The receivers spent months negotiating with a third party, which was looking at taking over all of the resort's secured debt including the amounts owed to villa owners.
That deal has recently fallen through, further holding things up.
But he remains hopeful of finding a solution. "I think we're working constructively with the villa owners' group in what is a tough environment."
Hilton did not return the Herald on Sunday's calls.
Resort running well while investors debate - Haden
The irony of the Hilton Fiji saga is that the resort is actually operating well, investor Andy Haden says.
Speaking from his Hilton villa last week, the former All Black turned celebrity agent said the resort was running at 89 per cent occupancy.
"The maintenance and upkeep and everything looks good."
Haden is critical of the Australian-led villa owner group embroiled in legal action with the receivers.
He is as annoyed as anyone at being out of pocket but he believes last year's injunction to freeze all payments has prolonged the suffering of villa owners.
He says the group speaks for a minority.
"I'm speaking for myself but what I'm saying is echoed by [others].
"If they've got 30, there's probably four times that many thinking along the lines I'm thinking." He describes the threat to lock up the villas as "incredibly dumb".
Investors got tax advantages from the Fijian Government to invest in a resort.
To now turn them into privately-owned villas would be "hoodwinking" the Fijian tax department.

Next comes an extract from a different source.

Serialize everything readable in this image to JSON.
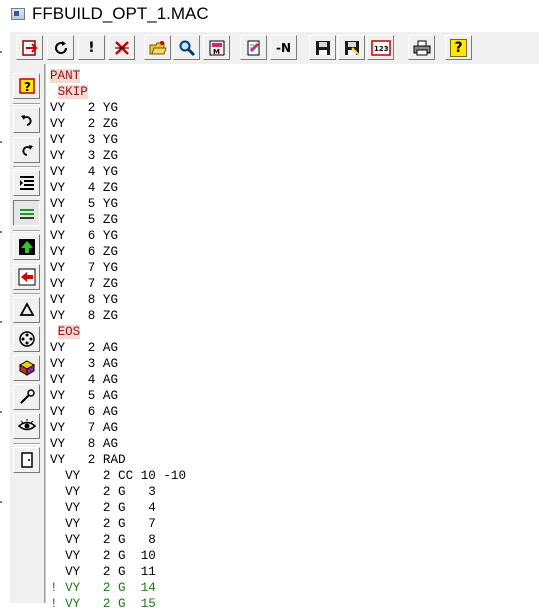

The only point he and other investors appear to agree on is the performance of the receivers, who Haden accuses of earning $1 million in fees.
"Did we need all these people with their grandiose ideas to run this thing, to find out that [developer Neville] Mahon hadn't run off with all the money?"
Melbourne accountant Graeme Knott is also critical of KordaMentha and it is one of the reasons the owners' group wants a liquidator appointed, he says.
Quarterly updates on the situation had never materialised, he said, one of a number of obligations that he claimed had not been fulfilled and had added to frustration.
Even developer Mahon claims the current situation is all about fees for receivers. "I think it's an absolute and total value-destroying disgraceful scenario."
But Invercargill investor Trevor Rogan notes there was already $2.1 million outstanding to owners before the receivers went in.
"Mahon got into the position of being in receivership."